Besides being the co-author of over 100 publications and co-inventor of one U.S. patent in the area of surface science and catalysis, Professor Ko was an accomplished educator. He received nine teaching awards in his career, including the William H. and Frances S. Ryan Teaching Award at Carnegie Mellon, the Chemical Manufacturers Association National Catalyst Award, the W. M. Keck Foundation Engineering Teaching Excellence Award, the W. E. Wickenden Award of the American Society for Engineering Education, and the School of Engineering Teaching Award at HKUST. Professor Ko had nine years of academic administrative experience, with the first two at Carnegie Mellon and the last seven at CityU. As the key person charged to improve education at these two institutions, he directed activities in student recruitment and admissions, student development, student residence, curriculum design, quality assurance, and faculty development. He was particularly interested in developing an outcome-based approach to enhance student learning.
Serving as Chairman of the Curriculum Development Council and a member of the Quality Assurance Council of the University Grants Committee, Education Commission, and Advisory Committee on Teacher Education and Qualifications of the HKSAR Government, Professor Ko was deeply involved in the formulation and implementation of education policies in Hong Kong at all levels. He was also a council member of the Hong Kong Council for Accreditation of Academic and Vocational Qualifications and Hong Kong Institute of Education.

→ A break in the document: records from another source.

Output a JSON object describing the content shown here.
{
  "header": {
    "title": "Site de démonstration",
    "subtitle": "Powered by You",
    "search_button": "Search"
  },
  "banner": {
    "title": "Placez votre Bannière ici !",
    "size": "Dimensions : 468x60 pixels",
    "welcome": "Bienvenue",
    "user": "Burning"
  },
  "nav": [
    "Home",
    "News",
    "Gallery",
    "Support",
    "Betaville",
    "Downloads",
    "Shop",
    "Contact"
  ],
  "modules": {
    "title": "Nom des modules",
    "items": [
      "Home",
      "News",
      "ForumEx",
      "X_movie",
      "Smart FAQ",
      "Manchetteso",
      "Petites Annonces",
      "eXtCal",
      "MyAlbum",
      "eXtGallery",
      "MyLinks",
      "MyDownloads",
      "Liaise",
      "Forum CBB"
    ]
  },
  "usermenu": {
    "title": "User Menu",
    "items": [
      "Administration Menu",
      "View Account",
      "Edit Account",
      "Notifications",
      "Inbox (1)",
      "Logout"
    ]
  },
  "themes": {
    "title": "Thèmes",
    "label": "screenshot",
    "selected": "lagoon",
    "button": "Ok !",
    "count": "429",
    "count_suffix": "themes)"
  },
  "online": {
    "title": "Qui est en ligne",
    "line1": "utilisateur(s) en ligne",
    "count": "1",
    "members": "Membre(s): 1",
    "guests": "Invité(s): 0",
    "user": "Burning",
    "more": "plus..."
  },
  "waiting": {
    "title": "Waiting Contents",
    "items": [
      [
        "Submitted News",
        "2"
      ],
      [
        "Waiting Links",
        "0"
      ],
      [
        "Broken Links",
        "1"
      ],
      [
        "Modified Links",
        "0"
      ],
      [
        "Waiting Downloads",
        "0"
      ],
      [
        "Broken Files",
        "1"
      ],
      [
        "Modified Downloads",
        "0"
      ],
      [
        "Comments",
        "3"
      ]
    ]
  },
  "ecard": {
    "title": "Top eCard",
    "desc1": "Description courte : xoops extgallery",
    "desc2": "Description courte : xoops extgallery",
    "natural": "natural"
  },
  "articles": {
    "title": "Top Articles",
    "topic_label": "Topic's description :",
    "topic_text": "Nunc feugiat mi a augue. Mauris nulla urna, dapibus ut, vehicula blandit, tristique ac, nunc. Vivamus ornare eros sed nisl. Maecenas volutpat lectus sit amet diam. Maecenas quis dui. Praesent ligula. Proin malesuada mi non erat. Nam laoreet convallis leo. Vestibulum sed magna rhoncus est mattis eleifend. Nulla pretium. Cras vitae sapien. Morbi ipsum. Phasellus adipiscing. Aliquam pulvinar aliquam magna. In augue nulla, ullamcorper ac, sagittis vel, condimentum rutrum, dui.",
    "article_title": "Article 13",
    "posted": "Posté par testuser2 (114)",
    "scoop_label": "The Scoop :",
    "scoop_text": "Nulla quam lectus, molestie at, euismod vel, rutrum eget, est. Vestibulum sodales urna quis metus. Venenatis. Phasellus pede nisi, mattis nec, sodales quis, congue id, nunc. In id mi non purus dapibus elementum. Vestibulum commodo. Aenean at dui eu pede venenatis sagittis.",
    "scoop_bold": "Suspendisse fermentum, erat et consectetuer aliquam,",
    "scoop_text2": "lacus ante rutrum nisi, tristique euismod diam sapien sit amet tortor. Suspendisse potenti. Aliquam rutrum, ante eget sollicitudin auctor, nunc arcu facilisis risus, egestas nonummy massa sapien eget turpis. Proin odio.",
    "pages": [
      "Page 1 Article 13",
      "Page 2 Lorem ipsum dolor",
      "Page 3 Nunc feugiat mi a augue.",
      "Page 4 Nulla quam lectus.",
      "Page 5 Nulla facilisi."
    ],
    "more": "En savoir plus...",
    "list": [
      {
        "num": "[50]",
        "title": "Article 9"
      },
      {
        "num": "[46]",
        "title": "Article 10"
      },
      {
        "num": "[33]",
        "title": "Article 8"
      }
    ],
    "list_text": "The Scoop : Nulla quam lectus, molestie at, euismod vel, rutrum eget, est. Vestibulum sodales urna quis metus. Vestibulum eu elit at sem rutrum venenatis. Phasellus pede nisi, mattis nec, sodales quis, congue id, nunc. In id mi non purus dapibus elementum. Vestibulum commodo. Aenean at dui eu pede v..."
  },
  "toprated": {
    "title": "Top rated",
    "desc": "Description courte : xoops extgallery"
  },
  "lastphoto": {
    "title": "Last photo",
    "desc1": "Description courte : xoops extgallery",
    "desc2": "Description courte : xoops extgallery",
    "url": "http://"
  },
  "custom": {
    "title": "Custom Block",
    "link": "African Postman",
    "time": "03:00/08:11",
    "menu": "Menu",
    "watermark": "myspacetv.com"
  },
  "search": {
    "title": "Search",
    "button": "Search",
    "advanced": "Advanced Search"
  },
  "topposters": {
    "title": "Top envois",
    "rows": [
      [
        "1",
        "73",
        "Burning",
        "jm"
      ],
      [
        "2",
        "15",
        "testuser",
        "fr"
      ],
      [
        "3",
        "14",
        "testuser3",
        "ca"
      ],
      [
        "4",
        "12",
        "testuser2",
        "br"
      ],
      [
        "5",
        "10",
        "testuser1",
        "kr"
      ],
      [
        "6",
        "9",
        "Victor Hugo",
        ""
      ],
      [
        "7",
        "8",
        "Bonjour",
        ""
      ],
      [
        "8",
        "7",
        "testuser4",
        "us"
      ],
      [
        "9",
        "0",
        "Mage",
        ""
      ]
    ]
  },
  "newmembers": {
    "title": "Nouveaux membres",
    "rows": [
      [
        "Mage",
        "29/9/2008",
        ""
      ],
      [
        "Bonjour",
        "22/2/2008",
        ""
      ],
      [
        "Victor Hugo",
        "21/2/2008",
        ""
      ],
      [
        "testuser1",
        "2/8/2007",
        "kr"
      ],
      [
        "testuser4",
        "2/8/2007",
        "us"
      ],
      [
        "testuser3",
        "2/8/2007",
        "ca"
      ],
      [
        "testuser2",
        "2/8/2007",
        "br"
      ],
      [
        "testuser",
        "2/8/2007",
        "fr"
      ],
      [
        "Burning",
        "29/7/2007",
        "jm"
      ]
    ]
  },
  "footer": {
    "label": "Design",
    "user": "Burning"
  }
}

As someone who has spent about half of his life living and working in the US and the other half in Hong Kong, Professor Ko was keenly aware of the importance of being able to work comfortably and effectively across cultures. He created many cross-cultural learning experiences for CityU and HKUST students, including conducting workshops on intercultural communication himself. He also published 7 books and numerous articles on a wide range of educational issues in both English and Chinese since returning to Hong Kong in 1998.